Work request:
Go through the lines below and tally each one holding "Settings". Write only the total.

[Items from an interface collection]
--------------------
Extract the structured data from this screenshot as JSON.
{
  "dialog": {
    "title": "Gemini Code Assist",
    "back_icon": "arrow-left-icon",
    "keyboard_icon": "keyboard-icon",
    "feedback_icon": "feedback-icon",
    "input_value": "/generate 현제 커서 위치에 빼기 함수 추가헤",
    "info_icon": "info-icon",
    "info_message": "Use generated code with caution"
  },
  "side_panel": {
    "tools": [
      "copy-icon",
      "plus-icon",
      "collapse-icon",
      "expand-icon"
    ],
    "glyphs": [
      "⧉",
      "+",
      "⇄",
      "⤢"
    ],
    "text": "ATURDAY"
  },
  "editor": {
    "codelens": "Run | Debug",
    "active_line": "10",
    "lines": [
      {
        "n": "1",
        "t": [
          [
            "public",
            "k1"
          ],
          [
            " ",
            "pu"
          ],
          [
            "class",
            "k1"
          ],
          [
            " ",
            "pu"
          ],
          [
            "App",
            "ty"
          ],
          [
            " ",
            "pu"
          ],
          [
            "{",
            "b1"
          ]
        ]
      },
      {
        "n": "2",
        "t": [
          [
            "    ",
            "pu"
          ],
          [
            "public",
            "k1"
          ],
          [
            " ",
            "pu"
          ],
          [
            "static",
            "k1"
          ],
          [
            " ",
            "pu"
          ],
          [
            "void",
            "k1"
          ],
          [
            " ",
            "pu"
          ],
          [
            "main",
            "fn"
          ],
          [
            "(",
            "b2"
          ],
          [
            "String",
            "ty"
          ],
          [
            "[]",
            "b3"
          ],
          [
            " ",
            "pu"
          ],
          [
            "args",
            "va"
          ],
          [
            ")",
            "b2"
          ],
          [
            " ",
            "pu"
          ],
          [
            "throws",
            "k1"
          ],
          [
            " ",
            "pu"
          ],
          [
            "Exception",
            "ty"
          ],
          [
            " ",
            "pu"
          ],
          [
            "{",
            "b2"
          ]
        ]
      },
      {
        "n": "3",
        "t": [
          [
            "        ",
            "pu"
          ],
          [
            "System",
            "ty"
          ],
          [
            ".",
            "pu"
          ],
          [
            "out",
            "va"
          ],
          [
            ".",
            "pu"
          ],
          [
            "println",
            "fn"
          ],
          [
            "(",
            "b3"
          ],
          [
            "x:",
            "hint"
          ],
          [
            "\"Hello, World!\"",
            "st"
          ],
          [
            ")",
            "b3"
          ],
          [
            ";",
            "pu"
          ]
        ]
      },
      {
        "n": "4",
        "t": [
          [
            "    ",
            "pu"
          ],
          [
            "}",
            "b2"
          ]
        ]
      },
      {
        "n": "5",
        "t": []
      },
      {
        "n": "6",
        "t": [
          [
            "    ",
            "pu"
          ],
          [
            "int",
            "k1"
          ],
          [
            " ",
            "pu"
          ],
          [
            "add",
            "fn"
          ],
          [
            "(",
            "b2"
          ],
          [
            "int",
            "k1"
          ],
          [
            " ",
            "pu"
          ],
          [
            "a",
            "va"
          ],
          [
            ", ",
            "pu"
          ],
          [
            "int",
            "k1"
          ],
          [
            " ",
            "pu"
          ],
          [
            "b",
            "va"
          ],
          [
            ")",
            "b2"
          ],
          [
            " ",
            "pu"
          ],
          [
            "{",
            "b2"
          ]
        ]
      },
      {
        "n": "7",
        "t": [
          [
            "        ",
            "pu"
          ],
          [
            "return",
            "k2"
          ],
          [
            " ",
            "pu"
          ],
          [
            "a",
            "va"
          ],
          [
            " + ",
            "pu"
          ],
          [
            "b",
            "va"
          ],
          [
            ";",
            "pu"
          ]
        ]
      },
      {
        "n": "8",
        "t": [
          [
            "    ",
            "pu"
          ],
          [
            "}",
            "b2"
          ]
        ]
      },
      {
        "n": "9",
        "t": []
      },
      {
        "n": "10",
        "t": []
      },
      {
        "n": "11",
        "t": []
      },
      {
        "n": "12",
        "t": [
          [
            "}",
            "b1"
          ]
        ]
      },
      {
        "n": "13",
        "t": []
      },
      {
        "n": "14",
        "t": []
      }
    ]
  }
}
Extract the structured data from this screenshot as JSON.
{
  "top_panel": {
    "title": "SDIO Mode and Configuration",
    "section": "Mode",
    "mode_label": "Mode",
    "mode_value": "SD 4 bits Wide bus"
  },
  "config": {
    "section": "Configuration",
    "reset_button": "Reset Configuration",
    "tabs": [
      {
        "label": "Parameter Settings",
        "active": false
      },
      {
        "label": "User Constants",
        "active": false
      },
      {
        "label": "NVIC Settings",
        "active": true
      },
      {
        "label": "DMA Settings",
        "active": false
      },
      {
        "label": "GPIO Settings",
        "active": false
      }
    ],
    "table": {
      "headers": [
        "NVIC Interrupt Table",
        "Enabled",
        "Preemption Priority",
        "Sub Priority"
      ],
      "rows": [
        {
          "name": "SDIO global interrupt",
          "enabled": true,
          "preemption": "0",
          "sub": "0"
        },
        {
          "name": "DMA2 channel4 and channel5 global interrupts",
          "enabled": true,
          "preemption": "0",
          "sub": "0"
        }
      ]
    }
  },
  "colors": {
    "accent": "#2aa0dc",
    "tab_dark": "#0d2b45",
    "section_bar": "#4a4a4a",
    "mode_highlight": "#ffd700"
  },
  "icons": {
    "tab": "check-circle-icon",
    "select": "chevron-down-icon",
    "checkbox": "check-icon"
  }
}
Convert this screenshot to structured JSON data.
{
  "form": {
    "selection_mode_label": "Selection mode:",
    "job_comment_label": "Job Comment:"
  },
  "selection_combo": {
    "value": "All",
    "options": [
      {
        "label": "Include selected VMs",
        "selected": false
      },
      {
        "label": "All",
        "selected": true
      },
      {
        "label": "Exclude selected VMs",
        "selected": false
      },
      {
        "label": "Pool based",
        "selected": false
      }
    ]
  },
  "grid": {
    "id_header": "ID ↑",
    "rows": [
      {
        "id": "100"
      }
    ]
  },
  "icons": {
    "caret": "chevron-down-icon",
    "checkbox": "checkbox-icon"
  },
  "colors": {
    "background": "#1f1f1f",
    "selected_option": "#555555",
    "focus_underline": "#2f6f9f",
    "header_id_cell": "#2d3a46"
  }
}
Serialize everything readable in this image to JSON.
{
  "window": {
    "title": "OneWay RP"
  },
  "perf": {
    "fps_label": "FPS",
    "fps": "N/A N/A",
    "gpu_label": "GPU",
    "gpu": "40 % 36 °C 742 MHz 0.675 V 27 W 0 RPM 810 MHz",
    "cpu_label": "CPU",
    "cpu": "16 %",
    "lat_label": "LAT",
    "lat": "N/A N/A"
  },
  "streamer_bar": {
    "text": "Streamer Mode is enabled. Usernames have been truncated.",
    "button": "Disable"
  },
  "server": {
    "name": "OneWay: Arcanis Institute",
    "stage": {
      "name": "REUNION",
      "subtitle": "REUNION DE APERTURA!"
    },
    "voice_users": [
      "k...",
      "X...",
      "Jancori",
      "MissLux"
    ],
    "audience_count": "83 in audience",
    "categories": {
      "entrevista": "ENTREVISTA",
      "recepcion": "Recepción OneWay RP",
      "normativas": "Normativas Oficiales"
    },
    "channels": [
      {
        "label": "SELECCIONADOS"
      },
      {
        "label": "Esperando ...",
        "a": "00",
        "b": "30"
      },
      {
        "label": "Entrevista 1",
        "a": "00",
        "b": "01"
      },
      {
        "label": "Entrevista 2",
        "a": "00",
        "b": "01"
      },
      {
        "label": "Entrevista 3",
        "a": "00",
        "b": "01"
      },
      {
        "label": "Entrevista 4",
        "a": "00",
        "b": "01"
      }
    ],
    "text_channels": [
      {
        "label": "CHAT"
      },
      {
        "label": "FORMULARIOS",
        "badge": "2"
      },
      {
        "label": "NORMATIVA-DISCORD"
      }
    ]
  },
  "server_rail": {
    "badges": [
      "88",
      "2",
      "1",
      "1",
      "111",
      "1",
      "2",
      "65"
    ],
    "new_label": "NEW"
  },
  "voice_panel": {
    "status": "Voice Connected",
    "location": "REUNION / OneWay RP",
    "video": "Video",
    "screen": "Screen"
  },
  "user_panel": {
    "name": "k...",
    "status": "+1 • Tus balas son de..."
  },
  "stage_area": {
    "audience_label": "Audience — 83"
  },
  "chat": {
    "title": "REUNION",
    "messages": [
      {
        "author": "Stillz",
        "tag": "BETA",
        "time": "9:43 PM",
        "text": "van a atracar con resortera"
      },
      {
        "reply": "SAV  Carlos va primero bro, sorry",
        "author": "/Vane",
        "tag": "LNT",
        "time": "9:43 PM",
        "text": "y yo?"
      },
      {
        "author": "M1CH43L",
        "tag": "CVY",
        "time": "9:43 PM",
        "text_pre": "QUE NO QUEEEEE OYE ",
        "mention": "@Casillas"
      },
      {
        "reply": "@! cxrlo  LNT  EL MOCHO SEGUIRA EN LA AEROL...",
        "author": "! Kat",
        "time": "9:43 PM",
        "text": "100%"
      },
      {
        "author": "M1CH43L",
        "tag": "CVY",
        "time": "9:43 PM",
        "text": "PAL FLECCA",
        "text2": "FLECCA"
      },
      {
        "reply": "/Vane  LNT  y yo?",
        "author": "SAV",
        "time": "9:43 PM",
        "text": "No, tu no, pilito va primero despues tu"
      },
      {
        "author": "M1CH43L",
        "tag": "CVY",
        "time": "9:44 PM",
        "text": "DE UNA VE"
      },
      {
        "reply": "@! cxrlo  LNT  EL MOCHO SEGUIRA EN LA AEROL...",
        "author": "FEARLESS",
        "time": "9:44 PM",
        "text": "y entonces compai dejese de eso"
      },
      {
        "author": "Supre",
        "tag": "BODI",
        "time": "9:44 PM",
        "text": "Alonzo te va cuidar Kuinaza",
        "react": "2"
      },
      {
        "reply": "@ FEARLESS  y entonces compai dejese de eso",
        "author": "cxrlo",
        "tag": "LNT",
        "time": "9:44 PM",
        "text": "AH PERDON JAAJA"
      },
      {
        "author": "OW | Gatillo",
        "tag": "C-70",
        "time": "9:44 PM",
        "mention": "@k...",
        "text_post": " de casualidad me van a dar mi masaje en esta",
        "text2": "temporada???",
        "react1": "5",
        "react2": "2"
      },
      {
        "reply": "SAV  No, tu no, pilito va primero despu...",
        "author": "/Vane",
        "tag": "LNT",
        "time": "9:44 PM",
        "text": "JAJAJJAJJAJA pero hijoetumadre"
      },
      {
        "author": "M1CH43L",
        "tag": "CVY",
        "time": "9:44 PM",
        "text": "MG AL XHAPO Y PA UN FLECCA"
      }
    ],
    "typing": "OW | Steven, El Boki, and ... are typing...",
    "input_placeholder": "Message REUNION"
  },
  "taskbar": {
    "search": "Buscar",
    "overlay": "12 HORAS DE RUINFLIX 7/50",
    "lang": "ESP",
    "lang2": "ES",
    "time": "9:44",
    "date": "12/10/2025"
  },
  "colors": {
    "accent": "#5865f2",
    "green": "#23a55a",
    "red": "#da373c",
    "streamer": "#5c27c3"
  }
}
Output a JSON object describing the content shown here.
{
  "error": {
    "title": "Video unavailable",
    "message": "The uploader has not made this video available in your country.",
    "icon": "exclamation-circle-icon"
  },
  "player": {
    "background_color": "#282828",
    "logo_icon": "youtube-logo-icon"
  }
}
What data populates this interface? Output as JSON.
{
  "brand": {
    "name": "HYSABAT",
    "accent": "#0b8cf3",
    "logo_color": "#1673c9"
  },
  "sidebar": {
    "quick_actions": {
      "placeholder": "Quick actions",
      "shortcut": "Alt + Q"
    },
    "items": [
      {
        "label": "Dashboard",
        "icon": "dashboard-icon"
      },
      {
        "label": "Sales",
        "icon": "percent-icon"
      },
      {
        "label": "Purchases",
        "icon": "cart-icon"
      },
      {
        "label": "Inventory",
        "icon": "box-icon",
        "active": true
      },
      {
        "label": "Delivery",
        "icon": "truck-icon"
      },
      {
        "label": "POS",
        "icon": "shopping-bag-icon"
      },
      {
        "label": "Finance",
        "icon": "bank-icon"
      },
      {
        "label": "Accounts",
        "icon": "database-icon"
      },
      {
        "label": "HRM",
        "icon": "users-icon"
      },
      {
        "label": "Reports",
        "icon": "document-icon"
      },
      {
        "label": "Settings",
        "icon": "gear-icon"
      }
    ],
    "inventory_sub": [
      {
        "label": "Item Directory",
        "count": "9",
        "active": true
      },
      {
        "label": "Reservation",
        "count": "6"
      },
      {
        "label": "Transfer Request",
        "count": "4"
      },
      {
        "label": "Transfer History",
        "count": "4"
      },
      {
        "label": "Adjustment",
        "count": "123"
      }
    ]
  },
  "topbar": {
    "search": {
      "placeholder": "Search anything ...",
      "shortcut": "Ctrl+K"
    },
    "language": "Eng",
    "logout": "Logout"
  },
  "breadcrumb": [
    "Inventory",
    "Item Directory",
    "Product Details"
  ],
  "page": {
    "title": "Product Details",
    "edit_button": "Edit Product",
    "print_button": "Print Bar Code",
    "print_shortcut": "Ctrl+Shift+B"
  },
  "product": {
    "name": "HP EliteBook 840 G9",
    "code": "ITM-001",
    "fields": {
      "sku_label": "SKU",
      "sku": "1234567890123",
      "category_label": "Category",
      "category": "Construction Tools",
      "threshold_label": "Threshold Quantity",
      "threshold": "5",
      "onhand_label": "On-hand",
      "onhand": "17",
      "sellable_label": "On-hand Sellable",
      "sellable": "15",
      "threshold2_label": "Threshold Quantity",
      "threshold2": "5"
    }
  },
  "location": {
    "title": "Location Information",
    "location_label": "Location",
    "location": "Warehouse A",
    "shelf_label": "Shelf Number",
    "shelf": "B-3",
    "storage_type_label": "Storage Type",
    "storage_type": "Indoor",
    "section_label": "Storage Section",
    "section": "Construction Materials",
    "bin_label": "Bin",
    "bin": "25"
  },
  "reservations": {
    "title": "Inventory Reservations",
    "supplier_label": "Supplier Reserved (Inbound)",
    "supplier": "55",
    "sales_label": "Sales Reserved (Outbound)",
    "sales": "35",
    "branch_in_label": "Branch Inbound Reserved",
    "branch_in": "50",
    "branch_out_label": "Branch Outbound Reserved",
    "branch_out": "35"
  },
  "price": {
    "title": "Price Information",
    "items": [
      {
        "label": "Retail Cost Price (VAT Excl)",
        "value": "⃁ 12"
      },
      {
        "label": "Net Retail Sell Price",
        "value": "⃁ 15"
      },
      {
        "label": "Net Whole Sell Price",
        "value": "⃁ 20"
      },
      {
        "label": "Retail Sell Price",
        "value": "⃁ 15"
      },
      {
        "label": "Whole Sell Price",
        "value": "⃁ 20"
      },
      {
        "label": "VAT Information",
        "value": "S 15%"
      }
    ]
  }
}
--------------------
Task answer:
5